Making a case for higher engineering exports

Written by Sushim Banerjee | Sushim Banerjee | Updated: Jul 24 2014, 08:03am hrs
Export coverage is one of the standard methods of measuring the level of openness of a country. The weakness of such a method lies in creating capacities with an eye on the export market only, and if the global market exhibits signs of poor demand and low realisation, the impact is revealed by lower capacity utilisation and consequential hardship to the domestic industry.

The classic example is China and if limited to steel, the examples of Japan, Turkey and Ukraine are also there. All these countries are big net exporters of steel. However, China has emerged as a big indirect net exporter of steel. In 2012, as per WSA data, China became the net direct and indirect exporter of steel by 110.6 mt, followed by Japan (61 mt) and South Korea (34 mt).

India was a net direct importer of steel by 1.1 mt and net indirect importer of steel by 0.08 mt, although by the end of FY14, India became a marginal net exporter of steel. Looking from this angle, it appears prudent and quite logical that steel capacities in the country are created with an eye on indirect aspects of steel trade which would ensure the credibility of a country of being a prominent exporter of engineering goods, machinery and equipment in the global market.

India exported engineering goods worth $65 bn in 2012-13 which reached marginally higher at $67 bn in 2013-14, but as a component of total export basket, the share of engineering exports have fallen from 26% in FY09 to 22% in FY14.

While in heavy engineering, established global players like China, Germany, the Netherlands, US, Russia and a few others have created massive capacities, Indias attempts to enter into this sector (HEC, BHPVL, MAMC) had limited success in catering to domestic demand in the initial period.

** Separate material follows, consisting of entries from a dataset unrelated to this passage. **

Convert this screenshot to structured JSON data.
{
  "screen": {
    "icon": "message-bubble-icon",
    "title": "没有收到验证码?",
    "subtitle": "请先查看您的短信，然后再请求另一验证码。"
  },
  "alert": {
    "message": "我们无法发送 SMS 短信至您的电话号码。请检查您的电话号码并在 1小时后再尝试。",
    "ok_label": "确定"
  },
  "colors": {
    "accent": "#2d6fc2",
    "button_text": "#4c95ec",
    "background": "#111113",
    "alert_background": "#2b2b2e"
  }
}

With change in economic policy in subsequent plans, all these units suffered due to lack of investment and poor order position, the export capability being limited.

The Indian steel industry, in the process, suffered on two counts. While it hit hard the indirect export of steel, the industrys own requirement of plant machinery and equipment during the phase of capacity creation in the 1990s and early 2000s could only be met by net indirect import of steel.

For the last few years, Indian steel producers have undertaken massive expansion in the brownfield route and requirements of plant M&E are almost fully met through imports.

Credit goes to the light engineering sector in the country, predominated by medium and small enterprises that have created a niche market for their products in developed countries as well as in some emerging countries.

We have been talking of a stagnant share of the manufacturing sector at 15% of GDP for the last few years.

The National Manufacturing Competition Council envisages to take this share to 25% of GDP by the next decade which will put India comparable/ahead of China (32%), South Korea (31%), Turkey (18%) and Russia (15%).

It is also a fact that protectionism in all trades has raised its head, be it tariff or non-tariff barriers, thereby severely restricting the flow of goods. Fair and free trade is currently being attempted through a number of free trade agreements and under comprehensive economic partnership agreements. But this development has added more worries for Indian industries such as steel.

The author is DG, Institute of Steel Growth and Development. The views expressed are personal